##### The data #####

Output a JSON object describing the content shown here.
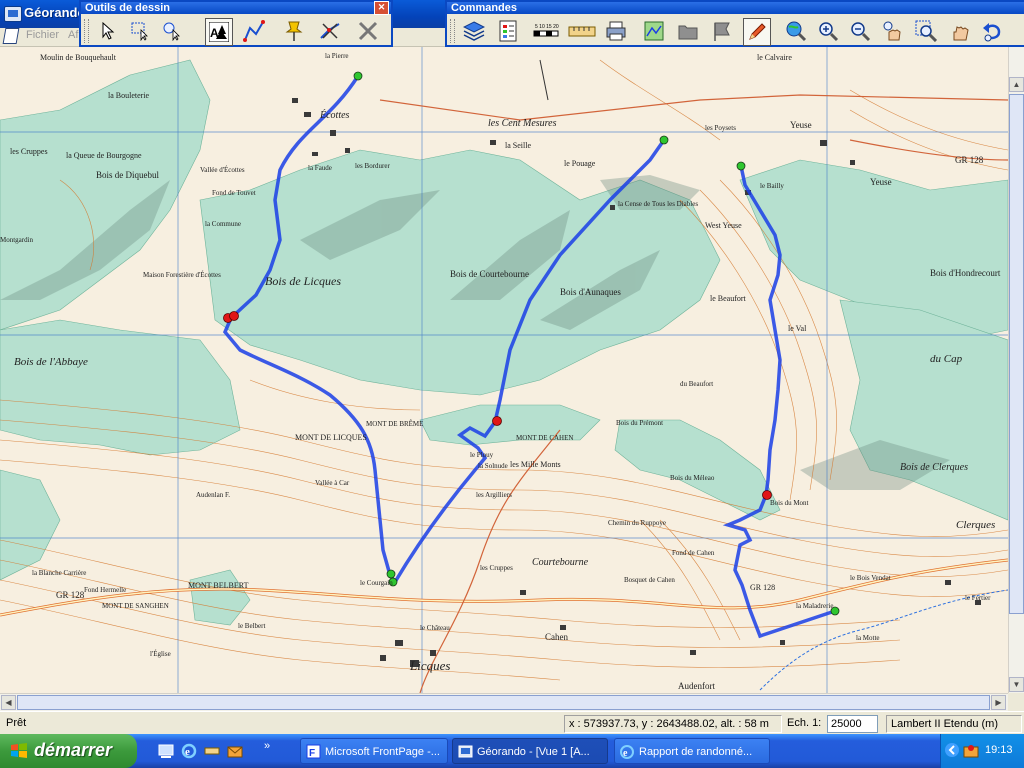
{
  "app": {
    "title": "Géorando"
  },
  "menubar": {
    "items": [
      "Fichier",
      "Af"
    ]
  },
  "drawing_toolbar": {
    "title": "Outils de dessin",
    "tools": [
      "pointer-icon",
      "select-rect-icon",
      "zoom-select-icon",
      "text-symbol-icon",
      "draw-route-icon",
      "pushpin-icon",
      "route-edit-icon",
      "delete-icon"
    ]
  },
  "commands_toolbar": {
    "title": "Commandes",
    "tools": [
      "layers-icon",
      "legend-icon",
      "scale-bar-icon",
      "ruler-icon",
      "print-icon",
      "export-map-icon",
      "folder-icon",
      "flag-icon",
      "pencil-icon",
      "globe-zoom-icon",
      "zoom-in-icon",
      "zoom-out-icon",
      "hand-zoom-icon",
      "zoom-window-icon",
      "pan-hand-icon",
      "undo-icon"
    ]
  },
  "map": {
    "labels": [
      "Moulin de Bouquehault",
      "la Bouleterie",
      "la Pierre",
      "Écottes",
      "les Cent Mesures",
      "le Calvaire",
      "Yeuse",
      "les Cruppes",
      "la Queue de Bourgogne",
      "Bois de Diquebul",
      "Vallée d'Écottes",
      "Fond de Touvet",
      "la Faude",
      "les Bordurer",
      "la Seille",
      "le Pouage",
      "les Poysets",
      "le Bailly",
      "GR 128",
      "Yeuse",
      "Montgardin",
      "la Commune",
      "la Cense de Tous les Diables",
      "West Yeuse",
      "Bois de Licques",
      "Bois de Courtebourne",
      "Bois d'Aunaques",
      "Maison Forestière d'Écottes",
      "le Beaufort",
      "le Val",
      "Bois d'Hondrecourt",
      "Bois de l'Abbaye",
      "du Beaufort",
      "Bois du Prémont",
      "du Cap",
      "MONT DE BRÊME",
      "MONT DE LICQUES",
      "MONT DE CAHEN",
      "le Plouy",
      "Bois du Mont",
      "Bois de Clerques",
      "les Mille Monts",
      "la Solnude",
      "Vallée à Car",
      "Audenlan F.",
      "les Argilliers",
      "Courtebourne",
      "Clerques",
      "GR 128",
      "la Blanche Carrière",
      "MONT BELBERT",
      "MONT DE SANGHEN",
      "le Belbert",
      "le Courgain",
      "les Cruppes",
      "le Château",
      "la Maladrerie",
      "Fond Hermelle",
      "l'Église",
      "Licques",
      "Cahen",
      "Audenfort",
      "la Motte",
      "Chemin du Ruppoye",
      "Fond de Cahen",
      "Bosquet de Cahen",
      "Bois du Méleao",
      "le Bois Vendat",
      "GR 128",
      "le Fertier"
    ]
  },
  "status": {
    "ready": "Prêt",
    "coords": "x : 573937.73, y : 2643488.02, alt. : 58 m",
    "scale_label": "Ech. 1:",
    "scale_value": "25000",
    "projection": "Lambert II Etendu (m)"
  },
  "taskbar": {
    "start_label": "démarrer",
    "tasks": [
      {
        "label": "Microsoft FrontPage -..."
      },
      {
        "label": "Géorando - [Vue 1 [A..."
      },
      {
        "label": "Rapport de randonné..."
      }
    ],
    "clock": "19:13"
  },
  "colors": {
    "route": "#1a3ee6",
    "forest": "#b6e0cf",
    "contour": "#d4782d",
    "titlebar": "#0a5bd8",
    "taskbar": "#245ddc"
  }
}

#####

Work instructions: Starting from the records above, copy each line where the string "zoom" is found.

Result of the exercise:
      "zoom-select-icon",
      "globe-zoom-icon",
      "zoom-in-icon",
      "zoom-out-icon",
      "hand-zoom-icon",
      "zoom-window-icon",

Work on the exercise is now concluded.